Any other options that you want to enable or disable can be changed although you must make sure “Microsoft Visual InterDev 6.0”, “ADO and RDS”, and “Visual Studio Analyzer” remain disabled.
Disable the VB6 Setup Components Manually
This method is useful if you are installing from CD or the automatic option above doesn’t work.
1. During the setup, make sure the Custom install option is selected.
2. Continue the install until you’re asked to choose the components from the list. Highlight Data Access and click the “Change Option…” button to the right, then click “Change Option..” for a second time.
3. Now you’ll get another list of components that belong to the ADO, RDS, and OLE DB Providers. Simply uncheck the first ADO and RDS option.
A warning will popup that this component is an essential part of the application and it will not run properly if not installed. Click OK to acknowledge the warning and then click OK two more times to get back to the main install options window.
This will stop the installer hanging and crashing at the updating your system window.
3. Highlight Enterprise Tools and click the “Change Option…” button. At the bottom, uncheck Visual Studio Analyzer and click OK. This option is not in Visual Studio Professional so those users can ignore it.
Disabling the Visual Studio Analyzer will stop the DCOM user account error.
4. Uncheck Microsoft Visual InterDev 6.0 box in the main install options window. This will stop the javasign.dll error from appearing during install.
You can, of course, enable or disable other options in this window depending on personal preference. But make sure the components mentioned here are not enabled or the install won’t finish properly. Continue with the install and you should be able to reach the end with no major errors after a reboot.
Run Visual Basic In Compatibility Mode
After the install is complete, Visual Basic 6 should start. If you get an error on the New Project screen, an optional step to help is running VB6 in compatibility mode. In Explorer, navigate to C:\Program Files (x86)\Microsoft Visual Studio\VB98, right click on VB6.exe and select Properties.

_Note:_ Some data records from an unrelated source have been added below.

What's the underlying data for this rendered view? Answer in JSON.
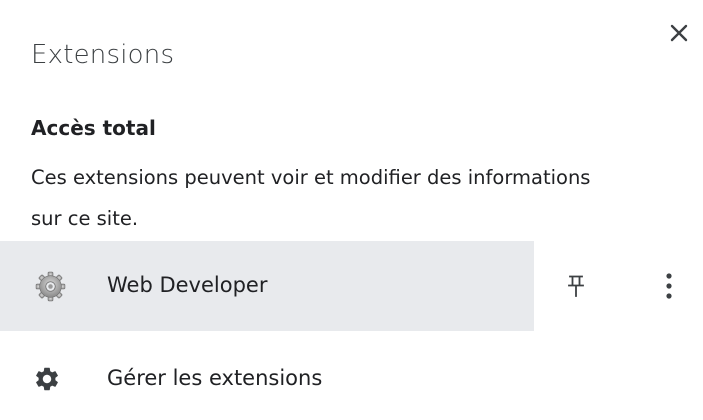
{
  "panel": {
    "title": "Extensions",
    "close_icon": "close-icon"
  },
  "section": {
    "heading": "Accès total",
    "description": "Ces extensions peuvent voir et modifier des informations sur ce site."
  },
  "extensions": [
    {
      "name": "Web Developer",
      "icon": "gear-extension-icon",
      "pin_icon": "pin-icon",
      "menu_icon": "more-vert-icon"
    }
  ],
  "manage": {
    "label": "Gérer les extensions",
    "icon": "settings-gear-icon"
  },
  "colors": {
    "hover_row": "#e8eaed",
    "text": "#202124",
    "icon": "#5f6368"
  }
}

In the Compatibility tab, check the “Run this program in compatibility mode for:” box and click OK. The default option of Windows XP (Service Pack 2) should be fine but you can experiment with Windows Vista or 98/Me if you wish.